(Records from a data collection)
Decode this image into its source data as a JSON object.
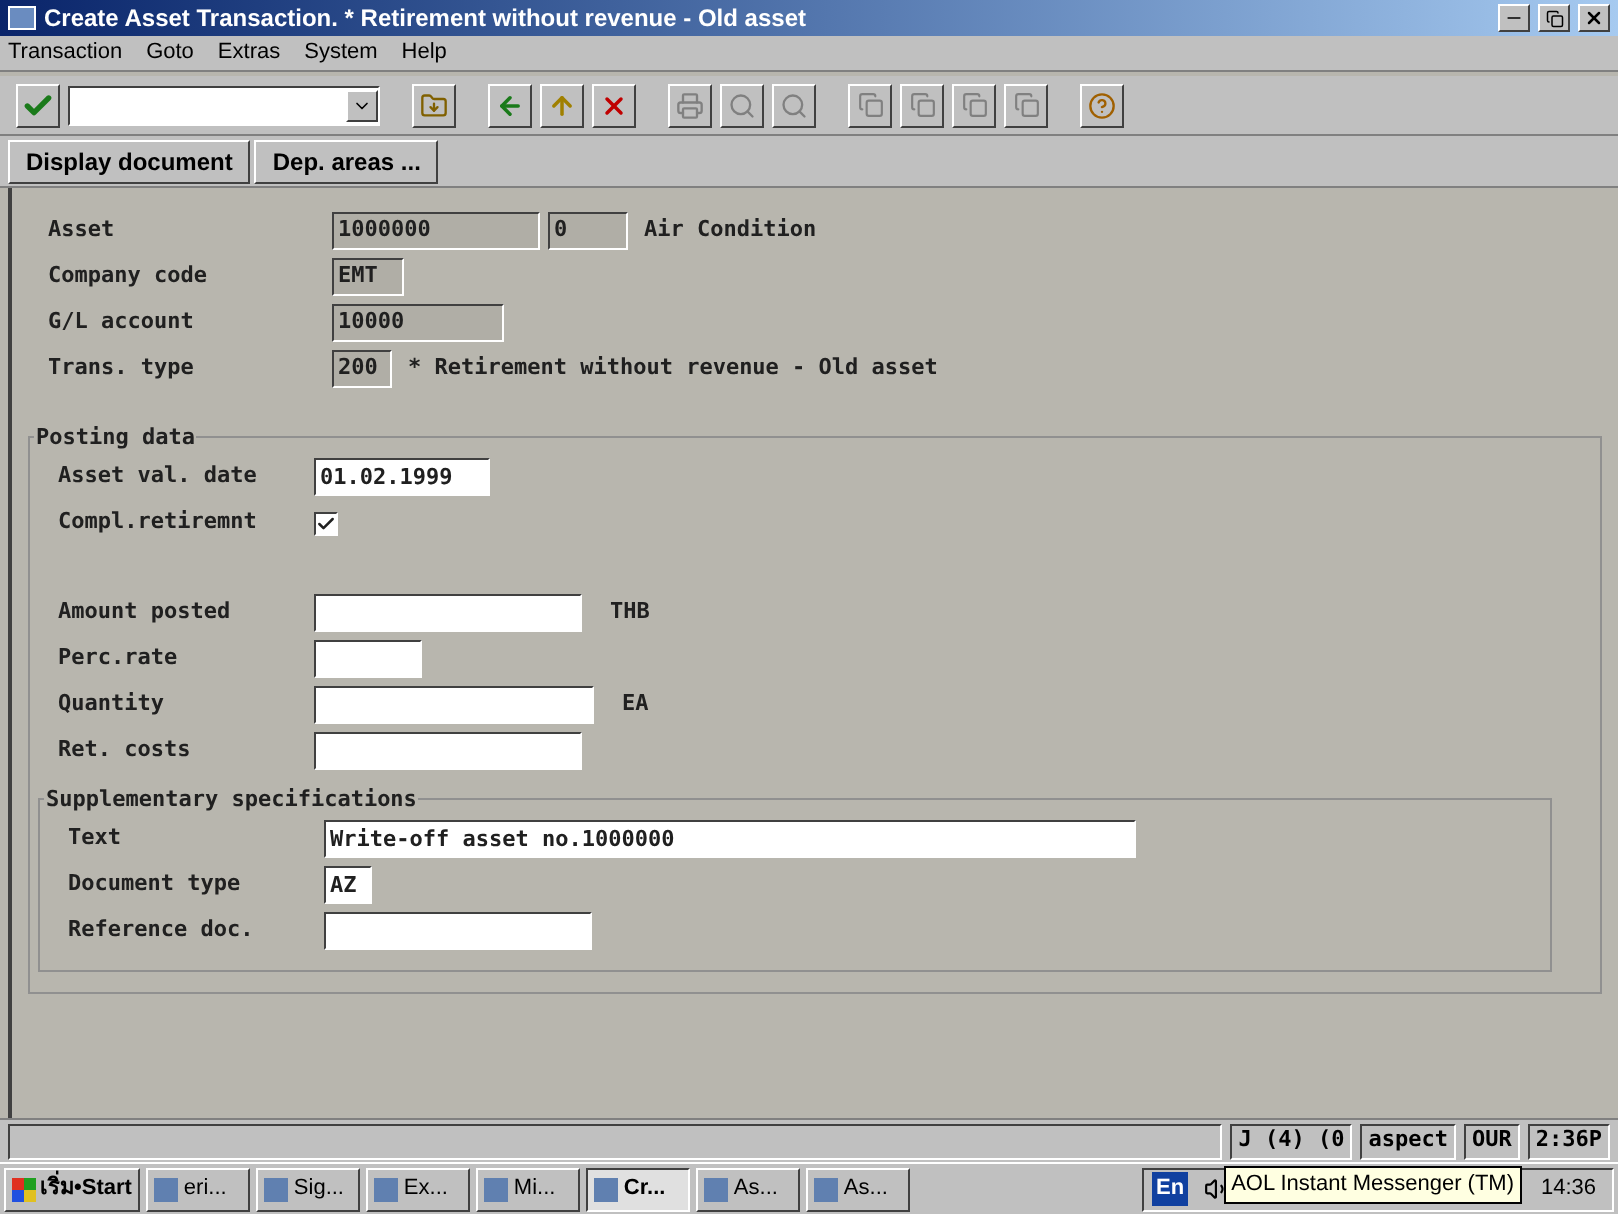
{
  "window": {
    "title": "Create Asset Transaction. * Retirement without revenue - Old asset"
  },
  "menu": [
    "Transaction",
    "Goto",
    "Extras",
    "System",
    "Help"
  ],
  "app_buttons": [
    "Display document",
    "Dep. areas ..."
  ],
  "header_fields": [
    {
      "label": "Asset",
      "kind": "display",
      "values": [
        "1000000",
        "0"
      ],
      "description": "Air Condition"
    },
    {
      "label": "Company code",
      "kind": "display",
      "values": [
        "EMT"
      ]
    },
    {
      "label": "G/L account",
      "kind": "display",
      "values": [
        "10000"
      ]
    },
    {
      "label": "Trans. type",
      "kind": "display",
      "values": [
        "200"
      ],
      "description": "* Retirement without revenue - Old asset"
    }
  ],
  "posting_data": {
    "title": "Posting data",
    "fields": [
      {
        "kind": "input",
        "label": "Asset val. date",
        "value": "01.02.1999"
      },
      {
        "kind": "checkbox",
        "label": "Compl.retiremnt",
        "checked": true
      },
      {
        "kind": "gap"
      },
      {
        "kind": "input",
        "label": "Amount posted",
        "unit": "THB"
      },
      {
        "kind": "input",
        "label": "Perc.rate"
      },
      {
        "kind": "input",
        "label": "Quantity",
        "unit": "EA"
      },
      {
        "kind": "input",
        "label": "Ret. costs"
      }
    ]
  },
  "supplementary": {
    "title": "Supplementary specifications",
    "fields": [
      {
        "label": "Text",
        "value": "Write-off asset no.1000000"
      },
      {
        "label": "Document type",
        "value": "AZ"
      },
      {
        "label": "Reference doc."
      }
    ]
  },
  "status_bar": [
    "J (4) (0",
    "aspect",
    "OUR",
    "2:36P"
  ],
  "taskbar": {
    "start": "เริ่ม•Start",
    "items": [
      {
        "label": "eri...",
        "selected": false
      },
      {
        "label": "Sig...",
        "selected": false
      },
      {
        "label": "Ex...",
        "selected": false
      },
      {
        "label": "Mi...",
        "selected": false
      },
      {
        "label": "Cr...",
        "selected": true
      },
      {
        "label": "As...",
        "selected": false
      },
      {
        "label": "As...",
        "selected": false
      }
    ],
    "language": "En",
    "clock": "14:36",
    "tooltip": "AOL Instant Messenger (TM)"
  }
}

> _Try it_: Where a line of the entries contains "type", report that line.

> _Exercise result_:
      "label": "Trans. type",
        "label": "Document type",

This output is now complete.